GeorgeK
02-13-2009, 10:18 PM
I have a details question. When the heart is removed from the body, can it still beat for a period time on residual electrical current, or does it stop beating immediately once all connections to the body are severed?

I've seen a headless butchered turtle gutted, the meat was replaced into the shell then wrapped in foil and baked for an hour at 250F. the heart happened to be at the center. The outer meat was medium rare. The heart was still beating. It kind of freaked me out and if I hadn't seen it, I wouldn't have believed it. Cardiac muscle is amazing at times. That said, people are far more frail. I doubt a human heart would do much more than fibrilate a minute or so after death, but I've never done heart surgery or an immediate autopsy. In the few organ harvests I've participated in, I was focused on the kidneys.

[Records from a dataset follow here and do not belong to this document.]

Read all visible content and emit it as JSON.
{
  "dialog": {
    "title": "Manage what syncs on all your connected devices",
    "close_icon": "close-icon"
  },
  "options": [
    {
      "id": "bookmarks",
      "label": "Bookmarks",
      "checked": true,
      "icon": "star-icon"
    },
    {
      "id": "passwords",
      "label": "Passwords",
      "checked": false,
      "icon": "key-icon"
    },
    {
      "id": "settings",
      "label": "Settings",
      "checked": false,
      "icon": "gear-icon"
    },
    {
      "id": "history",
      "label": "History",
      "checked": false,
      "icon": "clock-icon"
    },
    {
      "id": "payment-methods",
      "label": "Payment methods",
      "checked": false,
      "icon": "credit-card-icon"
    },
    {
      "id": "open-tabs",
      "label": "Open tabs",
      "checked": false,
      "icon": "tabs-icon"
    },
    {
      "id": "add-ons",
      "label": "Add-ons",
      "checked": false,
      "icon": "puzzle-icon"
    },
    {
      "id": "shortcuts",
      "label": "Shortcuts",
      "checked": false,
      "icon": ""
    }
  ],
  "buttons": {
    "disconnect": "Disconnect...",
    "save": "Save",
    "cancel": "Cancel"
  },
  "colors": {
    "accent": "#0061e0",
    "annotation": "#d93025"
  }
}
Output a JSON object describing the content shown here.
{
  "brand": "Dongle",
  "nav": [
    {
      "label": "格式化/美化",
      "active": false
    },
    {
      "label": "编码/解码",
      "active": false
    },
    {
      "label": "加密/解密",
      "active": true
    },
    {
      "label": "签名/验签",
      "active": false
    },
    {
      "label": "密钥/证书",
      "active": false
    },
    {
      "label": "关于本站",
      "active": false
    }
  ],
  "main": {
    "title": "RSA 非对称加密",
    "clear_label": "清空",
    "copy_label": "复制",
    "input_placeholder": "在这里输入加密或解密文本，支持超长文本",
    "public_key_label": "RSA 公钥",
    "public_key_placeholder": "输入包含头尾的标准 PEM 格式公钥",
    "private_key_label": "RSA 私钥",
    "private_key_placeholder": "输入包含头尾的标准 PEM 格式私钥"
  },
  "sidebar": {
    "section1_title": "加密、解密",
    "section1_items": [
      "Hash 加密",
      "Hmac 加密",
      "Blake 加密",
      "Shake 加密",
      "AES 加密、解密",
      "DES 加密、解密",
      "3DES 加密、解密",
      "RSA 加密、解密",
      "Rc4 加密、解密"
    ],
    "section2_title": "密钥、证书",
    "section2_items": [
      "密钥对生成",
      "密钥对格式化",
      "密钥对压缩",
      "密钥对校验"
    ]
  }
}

Mike Martyn
02-14-2009, 12:21 AM
I've seen a headless butchered turtle gutted, the meat was replaced into the shell then wrapped in foil and baked for an hour at 250F. the heart happened to be at the center. The outer meat was medium rare. The heart was still beating. It kind of freaked me out and if I hadn't seen it, I wouldn't have believed it. Cardiac muscle is amazing at times. That said, people are far more frail. I doubt a human heart would do much more than fibrilate a minute or so after death, but I've never done heart surgery or an immediate autopsy. In the few organ harvests I've participated in, I was focused on the kidneys.


For what it may be worth, frog's heart will continue beating in saline solution (salty water) for at least an hour after it's removed from the frog. It's actually rather a creepy sight.

tlmorganfield
02-15-2009, 03:25 AM
Thanks for the info, guys! It's not a plot point, so I don't actually need it to beat once it's removed, but rather I just wanted to get the details right. Interesting stuff about the turtle and the frogs though.

burgy61
02-15-2009, 09:24 AM
If you could live without a heart and had it removed, I don't see any reason to replace it with something else. I mean, you can live without an appendix and when it's removed, nothing's put in place of it.

I don't know about the heart, but when they took out my right lung they moved my Latissimus muscle from my back to fill the area where my lung used to be. The surgeon told me it was done to prevent the area from filling up with fluid.